The policy in basketball had previously been referred to by lawmakers as the weakest, but Commissioner David Stern has proposed a new punishment: a ten-game suspension for a first offense much like baseball, but for the second offence a player would be suspended for 25 games and if a third offence took place, a player would be disqualified from participating in the NBA with possible reinstatement in two years. The new plan was discussed during a meeting on June 30th. The NHL doesn’t test for steroids.
I would now like to turn from Palmeiro and steroid punishments to Barry Bonds. Bonds has been in the spotlight of the steroid investigations since December of last year when it was leaked that he had testified to a Grand Jury that he had in fact used steroids.
Bonds claims he was not aware that the substances his trainer, Greg Anderson, gave to him contained steroids. He was quoted saying “I never asked Greg. When he said it was flaxseed oil, I said, whatever.” A year earlier Bonds remarked to a reporter that it would be impossible for him to unknowingly take steroids.
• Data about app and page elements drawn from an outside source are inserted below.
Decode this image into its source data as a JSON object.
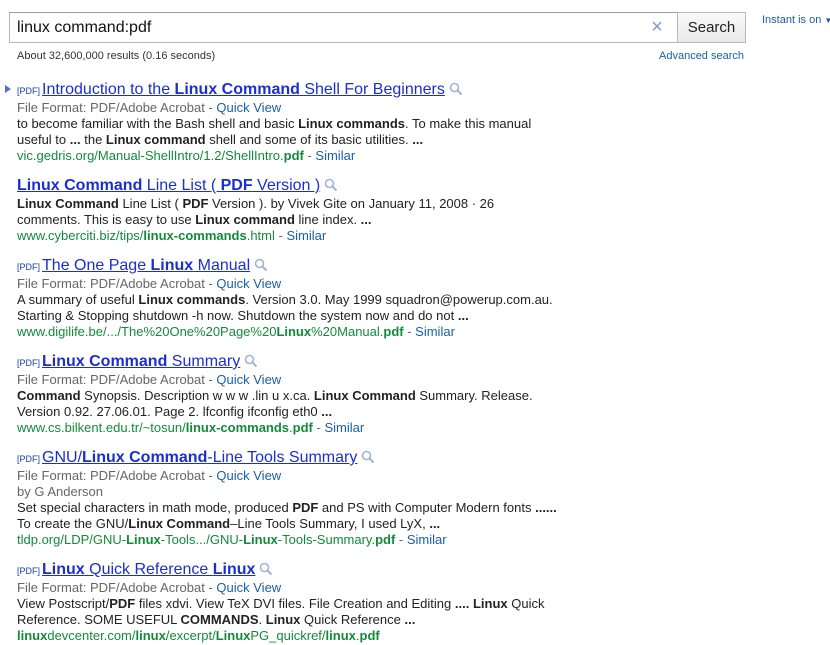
{
  "search": {
    "query": "linux command:pdf",
    "button_label": "Search",
    "clear_glyph": "×"
  },
  "instant": {
    "label": "Instant is on",
    "caret": "▼"
  },
  "stats": "About 32,600,000 results (0.16 seconds)",
  "advanced_search": "Advanced search",
  "icons": {
    "result_arrow": "arrow-right-icon",
    "preview": "magnifier-icon"
  },
  "colors": {
    "title": "#1b2fd0",
    "url": "#138a3a",
    "link": "#1a5fa8",
    "meta": "#666666"
  },
  "results": [
    {
      "pdf_tag": "[PDF]",
      "title": [
        {
          "t": "Introduction to the "
        },
        {
          "t": "Linux Command",
          "b": true
        },
        {
          "t": " Shell For Beginners"
        }
      ],
      "file_format": "File Format: PDF/Adobe Acrobat",
      "quick_view": "Quick View",
      "byline": "",
      "snippet": [
        [
          {
            "t": "to become familiar with the Bash shell and basic "
          },
          {
            "t": "Linux commands",
            "b": true
          },
          {
            "t": ". To make this manual"
          }
        ],
        [
          {
            "t": "useful to "
          },
          {
            "t": "...",
            "b": true
          },
          {
            "t": " the "
          },
          {
            "t": "Linux command",
            "b": true
          },
          {
            "t": " shell and some of its basic utilities. "
          },
          {
            "t": "...",
            "b": true
          }
        ]
      ],
      "url": [
        {
          "t": "vic.gedris.org/Manual-ShellIntro/1.2/ShellIntro."
        },
        {
          "t": "pdf",
          "b": true
        }
      ],
      "similar": "Similar"
    },
    {
      "pdf_tag": "",
      "title": [
        {
          "t": "Linux Command",
          "b": true
        },
        {
          "t": " Line List ( "
        },
        {
          "t": "PDF",
          "b": true
        },
        {
          "t": " Version )"
        }
      ],
      "file_format": "",
      "quick_view": "",
      "byline": "",
      "snippet": [
        [
          {
            "t": "Linux Command",
            "b": true
          },
          {
            "t": " Line List ( "
          },
          {
            "t": "PDF",
            "b": true
          },
          {
            "t": " Version ). by Vivek Gite on January 11, 2008 · 26"
          }
        ],
        [
          {
            "t": "comments. This is easy to use "
          },
          {
            "t": "Linux command",
            "b": true
          },
          {
            "t": " line index. "
          },
          {
            "t": "...",
            "b": true
          }
        ]
      ],
      "url": [
        {
          "t": "www.cyberciti.biz/tips/"
        },
        {
          "t": "linux-commands",
          "b": true
        },
        {
          "t": ".html"
        }
      ],
      "similar": "Similar"
    },
    {
      "pdf_tag": "[PDF]",
      "title": [
        {
          "t": "The One Page "
        },
        {
          "t": "Linux",
          "b": true
        },
        {
          "t": " Manual"
        }
      ],
      "file_format": "File Format: PDF/Adobe Acrobat",
      "quick_view": "Quick View",
      "byline": "",
      "snippet": [
        [
          {
            "t": "A summary of useful "
          },
          {
            "t": "Linux commands",
            "b": true
          },
          {
            "t": ". Version 3.0. May 1999 squadron@powerup.com.au."
          }
        ],
        [
          {
            "t": "Starting & Stopping shutdown -h now. Shutdown the system now and do not "
          },
          {
            "t": "...",
            "b": true
          }
        ]
      ],
      "url": [
        {
          "t": "www.digilife.be/.../The%20One%20Page%20"
        },
        {
          "t": "Linux",
          "b": true
        },
        {
          "t": "%20Manual."
        },
        {
          "t": "pdf",
          "b": true
        }
      ],
      "similar": "Similar"
    },
    {
      "pdf_tag": "[PDF]",
      "title": [
        {
          "t": "Linux Command",
          "b": true
        },
        {
          "t": " Summary"
        }
      ],
      "file_format": "File Format: PDF/Adobe Acrobat",
      "quick_view": "Quick View",
      "byline": "",
      "snippet": [
        [
          {
            "t": "Command",
            "b": true
          },
          {
            "t": " Synopsis. Description w w w .lin u x.ca. "
          },
          {
            "t": "Linux Command",
            "b": true
          },
          {
            "t": " Summary. Release."
          }
        ],
        [
          {
            "t": "Version 0.92. 27.06.01. Page 2. lfconfig ifconfig eth0 "
          },
          {
            "t": "...",
            "b": true
          }
        ]
      ],
      "url": [
        {
          "t": "www.cs.bilkent.edu.tr/~tosun/"
        },
        {
          "t": "linux-commands",
          "b": true
        },
        {
          "t": "."
        },
        {
          "t": "pdf",
          "b": true
        }
      ],
      "similar": "Similar"
    },
    {
      "pdf_tag": "[PDF]",
      "title": [
        {
          "t": "GNU/"
        },
        {
          "t": "Linux Command",
          "b": true
        },
        {
          "t": "-Line Tools Summary"
        }
      ],
      "file_format": "File Format: PDF/Adobe Acrobat",
      "quick_view": "Quick View",
      "byline": "by G Anderson",
      "snippet": [
        [
          {
            "t": "Set special characters in math mode, produced "
          },
          {
            "t": "PDF",
            "b": true
          },
          {
            "t": " and PS with Computer Modern fonts "
          },
          {
            "t": "......",
            "b": true
          }
        ],
        [
          {
            "t": "To create the GNU/"
          },
          {
            "t": "Linux Command",
            "b": true
          },
          {
            "t": "–Line Tools Summary, I used LyX, "
          },
          {
            "t": "...",
            "b": true
          }
        ]
      ],
      "url": [
        {
          "t": "tldp.org/LDP/GNU-"
        },
        {
          "t": "Linux",
          "b": true
        },
        {
          "t": "-Tools.../GNU-"
        },
        {
          "t": "Linux",
          "b": true
        },
        {
          "t": "-Tools-Summary."
        },
        {
          "t": "pdf",
          "b": true
        }
      ],
      "similar": "Similar"
    },
    {
      "pdf_tag": "[PDF]",
      "title": [
        {
          "t": "Linux",
          "b": true
        },
        {
          "t": " Quick Reference "
        },
        {
          "t": "Linux",
          "b": true
        }
      ],
      "file_format": "File Format: PDF/Adobe Acrobat",
      "quick_view": "Quick View",
      "byline": "",
      "snippet": [
        [
          {
            "t": "View Postscript/"
          },
          {
            "t": "PDF",
            "b": true
          },
          {
            "t": " files xdvi. View TeX DVI files. File Creation and Editing "
          },
          {
            "t": "....",
            "b": true
          },
          {
            "t": " "
          },
          {
            "t": "Linux",
            "b": true
          },
          {
            "t": " Quick"
          }
        ],
        [
          {
            "t": "Reference. SOME USEFUL "
          },
          {
            "t": "COMMANDS",
            "b": true
          },
          {
            "t": ". "
          },
          {
            "t": "Linux",
            "b": true
          },
          {
            "t": " Quick Reference "
          },
          {
            "t": "...",
            "b": true
          }
        ]
      ],
      "url": [
        {
          "t": "linux",
          "b": true
        },
        {
          "t": "devcenter.com/"
        },
        {
          "t": "linux",
          "b": true
        },
        {
          "t": "/excerpt/"
        },
        {
          "t": "Linux",
          "b": true
        },
        {
          "t": "PG_quickref/"
        },
        {
          "t": "linux",
          "b": true
        },
        {
          "t": "."
        },
        {
          "t": "pdf",
          "b": true
        }
      ],
      "similar": ""
    }
  ]
}
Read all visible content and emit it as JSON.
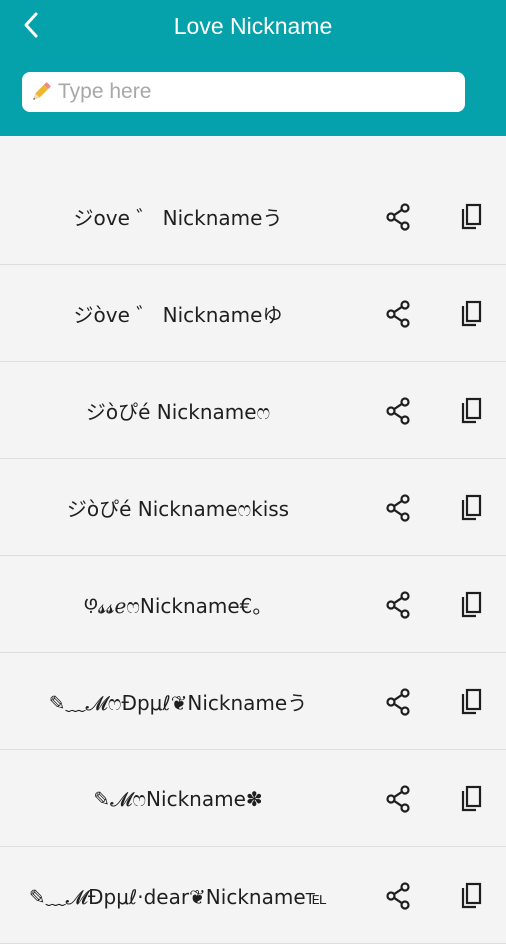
{
  "header": {
    "title": "Love Nickname",
    "back_icon": "back-arrow-icon",
    "background": "#05a2ab"
  },
  "search": {
    "placeholder": "Type here",
    "value": "",
    "icon": "pencil-icon"
  },
  "nicknames": [
    "ジove ゛ Nicknameう",
    "ジòve ゛ Nicknameゆ",
    "ジòぴé Nicknameෆ",
    "ジòぴé Nicknameෆkiss",
    "ꚩ𝓼𝓼ℯෆNickname€。",
    "✎﹏𝓜ෆĐpμℓ❦Nicknameう",
    "✎𝓜ෆNickname✽",
    "✎﹏𝓜Đpμℓ·dear❦Nickname℡"
  ],
  "row_actions": {
    "share_icon": "share-icon",
    "copy_icon": "copy-icon"
  }
}
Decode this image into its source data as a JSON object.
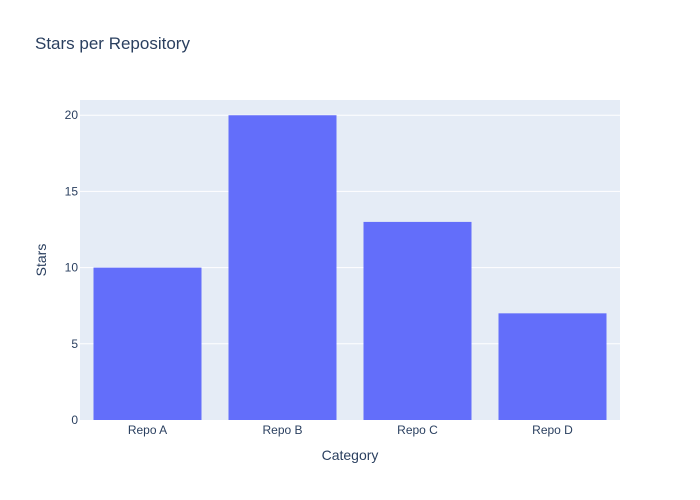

Also during the hearings, other players testified that the reason many big named players chose Anderson as their trainer was because of the success that Bonds had with him.
Gary Sheffield also told the Grand Jury that he was not told that he was being given steroids they were referred to as Sheffield put it “the cream” and “the clear” also he said that he never did business with Anderson personally but it was through Bonds that Sheffield got “the cream” and ” the clear”.
Finally I would like to leave you with a question to think about. How unusual is it that Bonds has been able to put up good numbers while he is in his 40s? Most players in their 40s are either retired or should be.
Bonds has been able to put up unbelievable numbers. He started working with Anderson the year that he broke the single season home run record in 2001.
The current steroid policy in America is not doing the job. It is a joke; athletes are still using performance-enhancing drugs and records are being broken by cheaters.
We need a strong punishment for these players not a light slap on the wrist. Palmeiro, Bonds and others are like little children; they need a harsher punishment than being sent to their room.